A supernova, like many phenomena in physics, is cyclical. The larger the star, the faster it consumes its energy and so the shorter its lifespan. The biggest and brightest stars will live fast and die young. This is just a fact of the cosmos. However, what follows from a massive star’s death is quite amazing for a number of reasons; a supernova, through the very process of destruction, will create all the heavier elements that are needed to eventually form planets such as Earth and indeed carbon based life-forms. This is the essence of the idea that we are all made from stardust. Of course the explosion and subsequent shockwave from a supernova can also be the trigger for igniting interstellar dust and gas clouds which will go on to form new stars both massive and medium, like our own Sun.
The text at the back of Supernova by Olmo González Moriana is quite revealing – and a welcome change – in that one paragraph (authored by Daniel Mediavilla) explains the potential for supernovae to affect the planet Earth, while the second paragraph authored by Patricia Reguero Ríos, describes the premise for the book itself. It turns out that Patricia is the smiling and sometimes frowning model throughout the book, indeed she is the catalyst for the supernova. But what of the supernova? Quite intriguingly, the stellar explosion is a metaphor for hers and Olmo’s relationship exploding and causing shockwaves through their own space and time.She writes: “Because Supernova is the story of many ruptures. We broke up a relationship. We broke up plans. We broke up a family.” This is a complicated honesty, a messy tale of chain reactions, and once we reach this information at the end of the book the tendency is to start at the beginning again and re-live each picture in a new light.
The series of images which comprise Supernova are varied with pixelated screenshots; sequential gestures; still life arrangements that play with cosmological imagery such as galaxies in the form of saw dust, or fruit that remind us of the planets; soft luxuriant textures in extreme close-up that can represent primordial swamps, interstellar clouds or sexual juices. Interspersed are broken domestic objects that include wires and walls and picture hooks. All of these play off the portraits of Patricia very well, as her humanity is necessary to support the desolation of the cold object-filled landscape.
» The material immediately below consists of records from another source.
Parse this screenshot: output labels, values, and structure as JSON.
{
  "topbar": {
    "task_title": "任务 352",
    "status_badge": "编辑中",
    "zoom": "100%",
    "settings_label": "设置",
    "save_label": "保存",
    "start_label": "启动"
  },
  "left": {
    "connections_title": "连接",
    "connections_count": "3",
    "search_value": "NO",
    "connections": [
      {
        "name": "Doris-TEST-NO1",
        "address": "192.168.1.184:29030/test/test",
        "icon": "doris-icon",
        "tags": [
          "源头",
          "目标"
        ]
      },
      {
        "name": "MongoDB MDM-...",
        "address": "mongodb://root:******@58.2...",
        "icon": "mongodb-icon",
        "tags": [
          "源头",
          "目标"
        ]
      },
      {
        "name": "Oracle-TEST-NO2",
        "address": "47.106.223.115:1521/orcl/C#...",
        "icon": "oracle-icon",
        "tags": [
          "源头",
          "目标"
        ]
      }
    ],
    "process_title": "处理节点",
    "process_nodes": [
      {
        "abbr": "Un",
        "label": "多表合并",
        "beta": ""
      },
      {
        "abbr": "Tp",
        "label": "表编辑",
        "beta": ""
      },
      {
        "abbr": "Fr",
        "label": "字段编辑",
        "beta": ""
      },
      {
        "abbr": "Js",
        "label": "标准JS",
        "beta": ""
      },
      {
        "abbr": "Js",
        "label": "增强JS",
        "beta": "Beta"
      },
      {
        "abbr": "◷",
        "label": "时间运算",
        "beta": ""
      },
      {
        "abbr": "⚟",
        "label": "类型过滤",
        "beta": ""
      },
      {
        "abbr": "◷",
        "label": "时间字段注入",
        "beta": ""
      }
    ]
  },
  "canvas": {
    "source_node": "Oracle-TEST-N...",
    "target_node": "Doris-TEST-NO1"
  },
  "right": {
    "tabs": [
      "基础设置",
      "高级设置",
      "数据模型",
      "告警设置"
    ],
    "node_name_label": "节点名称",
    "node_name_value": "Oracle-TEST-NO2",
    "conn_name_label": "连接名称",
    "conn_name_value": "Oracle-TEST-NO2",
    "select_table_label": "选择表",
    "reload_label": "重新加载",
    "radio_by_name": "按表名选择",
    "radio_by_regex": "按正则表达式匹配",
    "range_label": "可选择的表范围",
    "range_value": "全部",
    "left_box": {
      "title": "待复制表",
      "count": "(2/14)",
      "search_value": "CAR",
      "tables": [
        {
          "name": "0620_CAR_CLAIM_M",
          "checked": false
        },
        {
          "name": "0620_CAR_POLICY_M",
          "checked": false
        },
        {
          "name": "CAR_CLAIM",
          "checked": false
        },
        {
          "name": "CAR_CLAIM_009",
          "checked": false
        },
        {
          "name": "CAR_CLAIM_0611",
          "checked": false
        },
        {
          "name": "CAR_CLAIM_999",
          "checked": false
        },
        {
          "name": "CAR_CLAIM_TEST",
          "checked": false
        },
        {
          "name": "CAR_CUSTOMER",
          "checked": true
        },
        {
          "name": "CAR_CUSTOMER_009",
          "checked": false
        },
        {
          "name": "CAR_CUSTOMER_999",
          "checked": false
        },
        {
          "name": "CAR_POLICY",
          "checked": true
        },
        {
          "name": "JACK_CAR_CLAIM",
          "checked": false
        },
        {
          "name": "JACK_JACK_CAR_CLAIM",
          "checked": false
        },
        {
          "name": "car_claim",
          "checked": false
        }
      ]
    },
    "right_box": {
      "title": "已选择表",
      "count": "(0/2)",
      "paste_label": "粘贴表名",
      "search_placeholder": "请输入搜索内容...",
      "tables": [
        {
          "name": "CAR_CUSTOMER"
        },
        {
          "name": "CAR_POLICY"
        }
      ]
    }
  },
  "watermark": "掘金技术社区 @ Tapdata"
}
A recurring visual motif is used throughout Supernova in the form of a mole on the skin – whose skin it does not matter – but it continues a repetition of circular forms and acts as a reminder of the general tone of the book: that it is sensual, dark, insidious, flawed, celebratory, repetitious and above all very human. By layering visual and psychological puns with such contradictory meanings, González has authored a genuine love story for the 21st century.On a final note, it is worth pointing out that this book was made possible through crowdfunding as well as the Blank Paper School of Madrid who are given due credit, and deservedly so, as the production value and design are equally impressive.